Translocation of Cockayne syndrome group A protein to the nuclear matrix: Possible relevance to transcription-coupled DNA repair
The National Academy of Sciences
Transcription-coupled repair (TCR) efficiently removes a variety of lesions from the transcribed strand of active genes. By allowing rapid resumption of RNA synthesis, the process is of major importance for cellular resistance to transcription-blocking genotoxic damage. Mutations in the Cockayne syndrome group A or B (CSA or CSB) gene result in defective TCR. However, the exact mechanism of TCR in mammalian cells remains to be elucidated. We found that CSA protein is rapidly translocated to the nuclear matrix after UV irradiation. The translocation of CSA was independent of Xeroderma pigmentosum group C, which is specific to the global genome repair subpathway of nucleotide excision repair (NER) and of the core NER factor Xeroderma pigmentosum group A but required the CSB protein. In UV-irradiated cells, CSA protein colocalized with the hyperphosphorylated form of RNA polymerase II, engaged in transcription elongation. The translocation of CSA was also induced by treatment of the cells with cisplatin or hydrogen peroxide, both of which produce damage that is subjected to TCR but not induced by treatment with dimethyl sulfate, which produces damage that is not subjected to TCR. The hydrogen peroxide-induced translocation of CSA was also CSB dependent. These findings establish a link between TCR and the nuclear matrix mediated by CSA.
ACESSO AO ARTIGOhttp://www.pubmedcentral.nih.gov/articlerender.fcgi?artid=117539
- The sensitivity of Cockayne's syndrome cells to DNA-damaging agents is not due to defective transcription-coupled repair of active genes.
- Transcription-coupled repair in yeast is independent from ubiquitylation of RNA pol II: Implications for Cockayne's syndrome
- Transcription-coupled DNA repair in yeast transcription factor IIE (TFIIE) mutants
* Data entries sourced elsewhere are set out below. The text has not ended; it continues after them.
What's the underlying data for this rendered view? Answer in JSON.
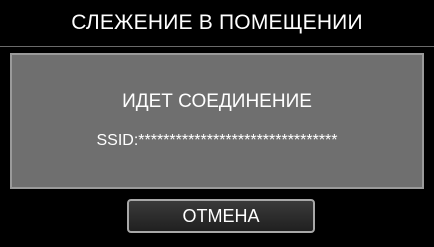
{
  "header": {
    "title": "СЛЕЖЕНИЕ В ПОМЕЩЕНИИ"
  },
  "dialog": {
    "status_text": "ИДЕТ СОЕДИНЕНИЕ",
    "ssid_text": "SSID:********************************"
  },
  "actions": {
    "cancel_label": "ОТМЕНА"
  },
  "colors": {
    "background": "#000000",
    "panel": "#6f6f6f",
    "panel_border": "#9a9a9a",
    "button_border": "#a8a8a8",
    "text": "#ffffff"
  }
}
- Clusters of transcription-coupled repair in the human genome
- RNA polymerase mutants defective in the initiation of transcription-coupled DNA repair